Work task:
The answer must be every line of the records below that contains the word "text", copied out.

Web page and app entries:
########
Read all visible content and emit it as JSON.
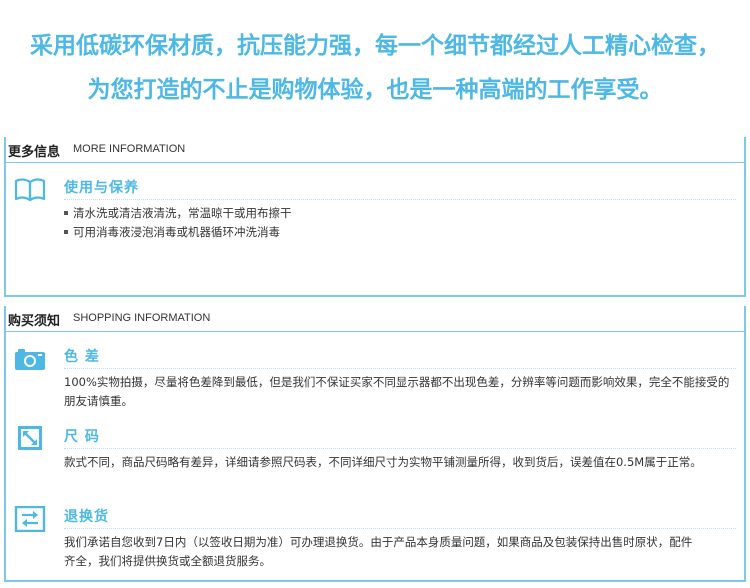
{
  "hero": {
    "line1": "采用低碳环保材质，抗压能力强，每一个细节都经过人工精心检查，",
    "line2": "为您打造的不止是购物体验，也是一种高端的工作享受。"
  },
  "more_info": {
    "title_cn": "更多信息",
    "title_en": "MORE INFORMATION",
    "usage": {
      "icon": "open-book-icon",
      "title": "使用与保养",
      "bullets": [
        "清水洗或清洁液清洗，常温晾干或用布擦干",
        "可用消毒液浸泡消毒或机器循环冲洗消毒"
      ]
    }
  },
  "shopping_info": {
    "title_cn": "购买须知",
    "title_en": "SHOPPING INFORMATION",
    "color": {
      "icon": "camera-icon",
      "title": "色 差",
      "text": "100%实物拍摄，尽量将色差降到最低，但是我们不保证买家不同显示器都不出现色差，分辨率等问题而影响效果，完全不能接受的朋友请慎重。"
    },
    "size": {
      "icon": "resize-icon",
      "title": "尺 码",
      "text": "款式不同，商品尺码略有差异，详细请参照尺码表，不同详细尺寸为实物平铺测量所得，收到货后，误差值在0.5M属于正常。"
    },
    "returns": {
      "icon": "exchange-icon",
      "title": "退换货",
      "text": "我们承诺自您收到7日内（以签收日期为准）可办理退换货。由于产品本身质量问题，如果商品及包装保持出售时原状，配件齐全，我们将提供换货或全额退货服务。"
    }
  },
  "colors": {
    "accent": "#4db8e6",
    "border": "#7cc8ea"
  }
}
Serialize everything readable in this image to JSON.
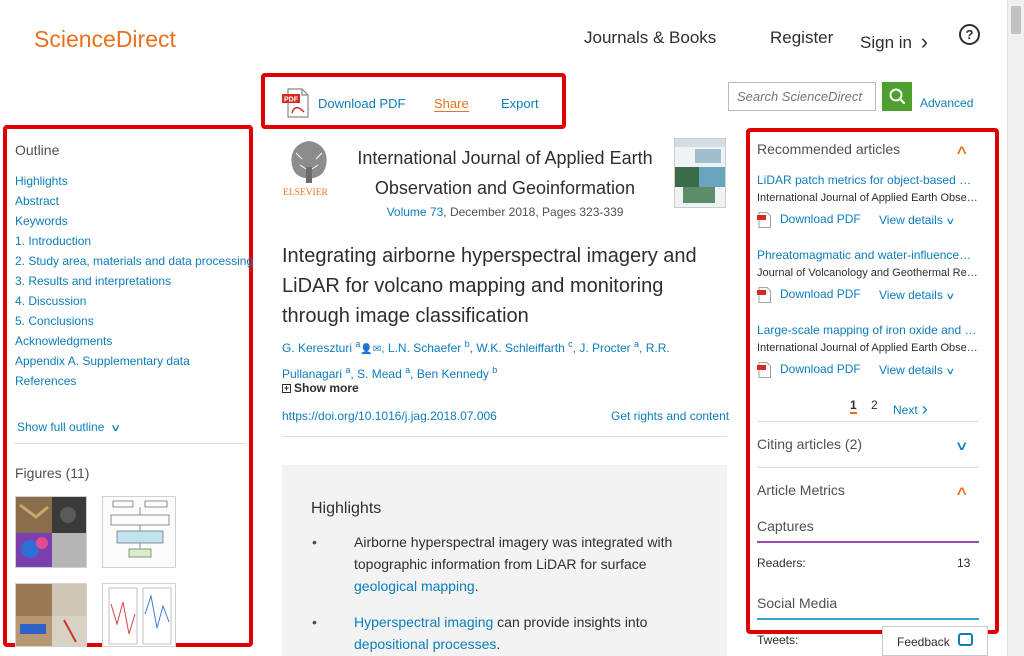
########
Response area:
      "text": "100%实物拍摄，尽量将色差降到最低，但是我们不保证买家不同显示器都不出现色差，分辨率等问题而影响效果，完全不能接受的朋友请慎重。"
      "text": "款式不同，商品尺码略有差异，详细请参照尺码表，不同详细尺寸为实物平铺测量所得，收到货后，误差值在0.5M属于正常。"
      "text": "我们承诺自您收到7日内（以签收日期为准）可办理退换货。由于产品本身质量问题，如果商品及包装保持出售时原状，配件齐全，我们将提供换货或全额退货服务。"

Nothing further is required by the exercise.